TASK STATEMENT
Copy the data below. Keep every line exactly as it is.

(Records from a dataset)

--------------------------------------------------

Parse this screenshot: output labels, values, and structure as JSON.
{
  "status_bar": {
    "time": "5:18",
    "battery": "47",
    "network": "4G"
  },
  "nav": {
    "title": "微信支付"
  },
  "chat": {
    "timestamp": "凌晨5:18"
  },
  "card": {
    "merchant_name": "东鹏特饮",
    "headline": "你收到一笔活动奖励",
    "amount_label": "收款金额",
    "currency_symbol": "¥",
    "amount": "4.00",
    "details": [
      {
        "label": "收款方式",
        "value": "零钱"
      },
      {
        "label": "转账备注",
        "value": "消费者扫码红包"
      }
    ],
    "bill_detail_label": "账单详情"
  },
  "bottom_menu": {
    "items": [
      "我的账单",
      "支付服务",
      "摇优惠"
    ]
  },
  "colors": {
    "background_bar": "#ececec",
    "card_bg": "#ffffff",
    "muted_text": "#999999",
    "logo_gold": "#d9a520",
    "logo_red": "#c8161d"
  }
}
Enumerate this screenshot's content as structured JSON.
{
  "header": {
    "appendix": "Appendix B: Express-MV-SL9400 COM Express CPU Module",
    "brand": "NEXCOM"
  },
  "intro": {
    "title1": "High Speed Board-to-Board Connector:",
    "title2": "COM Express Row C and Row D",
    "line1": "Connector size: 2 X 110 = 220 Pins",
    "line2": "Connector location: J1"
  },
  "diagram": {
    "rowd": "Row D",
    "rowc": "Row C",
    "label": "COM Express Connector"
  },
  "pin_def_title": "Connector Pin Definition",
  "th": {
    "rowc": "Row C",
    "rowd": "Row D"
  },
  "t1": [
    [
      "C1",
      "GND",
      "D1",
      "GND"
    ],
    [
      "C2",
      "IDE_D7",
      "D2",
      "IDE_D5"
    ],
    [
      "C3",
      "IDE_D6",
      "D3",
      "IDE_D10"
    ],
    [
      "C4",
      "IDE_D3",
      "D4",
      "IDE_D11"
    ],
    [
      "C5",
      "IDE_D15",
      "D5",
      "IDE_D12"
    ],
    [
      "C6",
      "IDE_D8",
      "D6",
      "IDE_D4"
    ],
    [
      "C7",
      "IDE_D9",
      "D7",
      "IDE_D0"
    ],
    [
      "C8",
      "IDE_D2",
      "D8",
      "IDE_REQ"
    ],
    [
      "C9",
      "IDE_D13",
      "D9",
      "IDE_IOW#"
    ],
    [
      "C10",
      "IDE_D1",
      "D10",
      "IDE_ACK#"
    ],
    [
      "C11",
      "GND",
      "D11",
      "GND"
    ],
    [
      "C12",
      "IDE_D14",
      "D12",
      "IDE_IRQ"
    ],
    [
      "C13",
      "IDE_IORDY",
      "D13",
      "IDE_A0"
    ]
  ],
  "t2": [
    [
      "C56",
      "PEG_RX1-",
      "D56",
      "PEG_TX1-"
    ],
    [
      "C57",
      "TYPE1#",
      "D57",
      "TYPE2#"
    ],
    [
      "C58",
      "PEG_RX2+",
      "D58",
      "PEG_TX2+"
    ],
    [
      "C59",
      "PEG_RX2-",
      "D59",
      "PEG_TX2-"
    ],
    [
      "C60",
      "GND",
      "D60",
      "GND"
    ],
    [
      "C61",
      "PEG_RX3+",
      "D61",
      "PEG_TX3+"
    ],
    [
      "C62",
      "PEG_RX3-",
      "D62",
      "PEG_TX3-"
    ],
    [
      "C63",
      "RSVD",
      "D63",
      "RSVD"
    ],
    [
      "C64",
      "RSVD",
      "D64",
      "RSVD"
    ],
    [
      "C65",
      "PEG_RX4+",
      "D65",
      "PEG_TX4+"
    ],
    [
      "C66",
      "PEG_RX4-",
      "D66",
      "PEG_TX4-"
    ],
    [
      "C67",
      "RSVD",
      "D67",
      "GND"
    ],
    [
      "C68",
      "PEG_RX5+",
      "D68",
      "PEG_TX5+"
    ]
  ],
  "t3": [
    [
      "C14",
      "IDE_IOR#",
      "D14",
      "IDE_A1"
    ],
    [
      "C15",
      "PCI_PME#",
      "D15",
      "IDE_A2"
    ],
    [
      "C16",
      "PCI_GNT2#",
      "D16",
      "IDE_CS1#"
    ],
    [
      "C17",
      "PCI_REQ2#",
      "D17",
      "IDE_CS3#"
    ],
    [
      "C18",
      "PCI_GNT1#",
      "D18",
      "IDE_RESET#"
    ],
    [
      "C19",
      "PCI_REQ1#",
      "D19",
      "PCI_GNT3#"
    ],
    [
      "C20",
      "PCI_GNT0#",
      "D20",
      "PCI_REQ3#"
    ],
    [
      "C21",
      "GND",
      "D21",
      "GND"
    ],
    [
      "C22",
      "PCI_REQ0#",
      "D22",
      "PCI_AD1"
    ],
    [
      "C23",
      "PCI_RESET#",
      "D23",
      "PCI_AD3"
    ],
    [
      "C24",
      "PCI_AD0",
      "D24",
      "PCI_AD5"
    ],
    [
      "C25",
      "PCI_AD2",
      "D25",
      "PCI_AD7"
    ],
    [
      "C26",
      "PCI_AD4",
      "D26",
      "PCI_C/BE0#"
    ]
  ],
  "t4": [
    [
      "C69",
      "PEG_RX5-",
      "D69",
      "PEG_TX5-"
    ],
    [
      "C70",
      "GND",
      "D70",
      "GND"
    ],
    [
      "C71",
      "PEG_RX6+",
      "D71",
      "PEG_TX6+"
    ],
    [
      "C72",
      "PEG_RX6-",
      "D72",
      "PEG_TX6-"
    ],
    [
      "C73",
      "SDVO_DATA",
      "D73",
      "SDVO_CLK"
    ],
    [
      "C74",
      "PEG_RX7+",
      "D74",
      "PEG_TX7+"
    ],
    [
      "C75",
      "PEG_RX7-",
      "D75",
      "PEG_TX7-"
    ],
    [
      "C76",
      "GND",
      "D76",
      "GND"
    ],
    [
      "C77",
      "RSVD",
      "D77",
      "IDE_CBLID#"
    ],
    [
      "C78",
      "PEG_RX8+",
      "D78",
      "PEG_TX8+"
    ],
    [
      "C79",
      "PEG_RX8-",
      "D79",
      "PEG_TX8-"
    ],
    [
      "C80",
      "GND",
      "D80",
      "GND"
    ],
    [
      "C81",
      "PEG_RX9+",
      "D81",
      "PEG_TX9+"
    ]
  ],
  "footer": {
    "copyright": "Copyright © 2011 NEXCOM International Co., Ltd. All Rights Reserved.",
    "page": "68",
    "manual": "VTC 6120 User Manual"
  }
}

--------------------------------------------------

RESPONSE TO THIS TASK
Parse this screenshot: output labels, values, and structure as JSON.
{
  "status_bar": {
    "time": "5:18",
    "battery": "47",
    "network": "4G"
  },
  "nav": {
    "title": "微信支付"
  },
  "chat": {
    "timestamp": "凌晨5:18"
  },
  "card": {
    "merchant_name": "东鹏特饮",
    "headline": "你收到一笔活动奖励",
    "amount_label": "收款金额",
    "currency_symbol": "¥",
    "amount": "4.00",
    "details": [
      {
        "label": "收款方式",
        "value": "零钱"
      },
      {
        "label": "转账备注",
        "value": "消费者扫码红包"
      }
    ],
    "bill_detail_label": "账单详情"
  },
  "bottom_menu": {
    "items": [
      "我的账单",
      "支付服务",
      "摇优惠"
    ]
  },
  "colors": {
    "background_bar": "#ececec",
    "card_bg": "#ffffff",
    "muted_text": "#999999",
    "logo_gold": "#d9a520",
    "logo_red": "#c8161d"
  }
}
Enumerate this screenshot's content as structured JSON.
{
  "header": {
    "appendix": "Appendix B: Express-MV-SL9400 COM Express CPU Module",
    "brand": "NEXCOM"
  },
  "intro": {
    "title1": "High Speed Board-to-Board Connector:",
    "title2": "COM Express Row C and Row D",
    "line1": "Connector size: 2 X 110 = 220 Pins",
    "line2": "Connector location: J1"
  },
  "diagram": {
    "rowd": "Row D",
    "rowc": "Row C",
    "label": "COM Express Connector"
  },
  "pin_def_title": "Connector Pin Definition",
  "th": {
    "rowc": "Row C",
    "rowd": "Row D"
  },
  "t1": [
    [
      "C1",
      "GND",
      "D1",
      "GND"
    ],
    [
      "C2",
      "IDE_D7",
      "D2",
      "IDE_D5"
    ],
    [
      "C3",
      "IDE_D6",
      "D3",
      "IDE_D10"
    ],
    [
      "C4",
      "IDE_D3",
      "D4",
      "IDE_D11"
    ],
    [
      "C5",
      "IDE_D15",
      "D5",
      "IDE_D12"
    ],
    [
      "C6",
      "IDE_D8",
      "D6",
      "IDE_D4"
    ],
    [
      "C7",
      "IDE_D9",
      "D7",
      "IDE_D0"
    ],
    [
      "C8",
      "IDE_D2",
      "D8",
      "IDE_REQ"
    ],
    [
      "C9",
      "IDE_D13",
      "D9",
      "IDE_IOW#"
    ],
    [
      "C10",
      "IDE_D1",
      "D10",
      "IDE_ACK#"
    ],
    [
      "C11",
      "GND",
      "D11",
      "GND"
    ],
    [
      "C12",
      "IDE_D14",
      "D12",
      "IDE_IRQ"
    ],
    [
      "C13",
      "IDE_IORDY",
      "D13",
      "IDE_A0"
    ]
  ],
  "t2": [
    [
      "C56",
      "PEG_RX1-",
      "D56",
      "PEG_TX1-"
    ],
    [
      "C57",
      "TYPE1#",
      "D57",
      "TYPE2#"
    ],
    [
      "C58",
      "PEG_RX2+",
      "D58",
      "PEG_TX2+"
    ],
    [
      "C59",
      "PEG_RX2-",
      "D59",
      "PEG_TX2-"
    ],
    [
      "C60",
      "GND",
      "D60",
      "GND"
    ],
    [
      "C61",
      "PEG_RX3+",
      "D61",
      "PEG_TX3+"
    ],
    [
      "C62",
      "PEG_RX3-",
      "D62",
      "PEG_TX3-"
    ],
    [
      "C63",
      "RSVD",
      "D63",
      "RSVD"
    ],
    [
      "C64",
      "RSVD",
      "D64",
      "RSVD"
    ],
    [
      "C65",
      "PEG_RX4+",
      "D65",
      "PEG_TX4+"
    ],
    [
      "C66",
      "PEG_RX4-",
      "D66",
      "PEG_TX4-"
    ],
    [
      "C67",
      "RSVD",
      "D67",
      "GND"
    ],
    [
      "C68",
      "PEG_RX5+",
      "D68",
      "PEG_TX5+"
    ]
  ],
  "t3": [
    [
      "C14",
      "IDE_IOR#",
      "D14",
      "IDE_A1"
    ],
    [
      "C15",
      "PCI_PME#",
      "D15",
      "IDE_A2"
    ],
    [
      "C16",
      "PCI_GNT2#",
      "D16",
      "IDE_CS1#"
    ],
    [
      "C17",
      "PCI_REQ2#",
      "D17",
      "IDE_CS3#"
    ],
    [
      "C18",
      "PCI_GNT1#",
      "D18",
      "IDE_RESET#"
    ],
    [
      "C19",
      "PCI_REQ1#",
      "D19",
      "PCI_GNT3#"
    ],
    [
      "C20",
      "PCI_GNT0#",
      "D20",
      "PCI_REQ3#"
    ],
    [
      "C21",
      "GND",
      "D21",
      "GND"
    ],
    [
      "C22",
      "PCI_REQ0#",
      "D22",
      "PCI_AD1"
    ],
    [
      "C23",
      "PCI_RESET#",
      "D23",
      "PCI_AD3"
    ],
    [
      "C24",
      "PCI_AD0",
      "D24",
      "PCI_AD5"
    ],
    [
      "C25",
      "PCI_AD2",
      "D25",
      "PCI_AD7"
    ],
    [
      "C26",
      "PCI_AD4",
      "D26",
      "PCI_C/BE0#"
    ]
  ],
  "t4": [
    [
      "C69",
      "PEG_RX5-",
      "D69",
      "PEG_TX5-"
    ],
    [
      "C70",
      "GND",
      "D70",
      "GND"
    ],
    [
      "C71",
      "PEG_RX6+",
      "D71",
      "PEG_TX6+"
    ],
    [
      "C72",
      "PEG_RX6-",
      "D72",
      "PEG_TX6-"
    ],
    [
      "C73",
      "SDVO_DATA",
      "D73",
      "SDVO_CLK"
    ],
    [
      "C74",
      "PEG_RX7+",
      "D74",
      "PEG_TX7+"
    ],
    [
      "C75",
      "PEG_RX7-",
      "D75",
      "PEG_TX7-"
    ],
    [
      "C76",
      "GND",
      "D76",
      "GND"
    ],
    [
      "C77",
      "RSVD",
      "D77",
      "IDE_CBLID#"
    ],
    [
      "C78",
      "PEG_RX8+",
      "D78",
      "PEG_TX8+"
    ],
    [
      "C79",
      "PEG_RX8-",
      "D79",
      "PEG_TX8-"
    ],
    [
      "C80",
      "GND",
      "D80",
      "GND"
    ],
    [
      "C81",
      "PEG_RX9+",
      "D81",
      "PEG_TX9+"
    ]
  ],
  "footer": {
    "copyright": "Copyright © 2011 NEXCOM International Co., Ltd. All Rights Reserved.",
    "page": "68",
    "manual": "VTC 6120 User Manual"
  }
}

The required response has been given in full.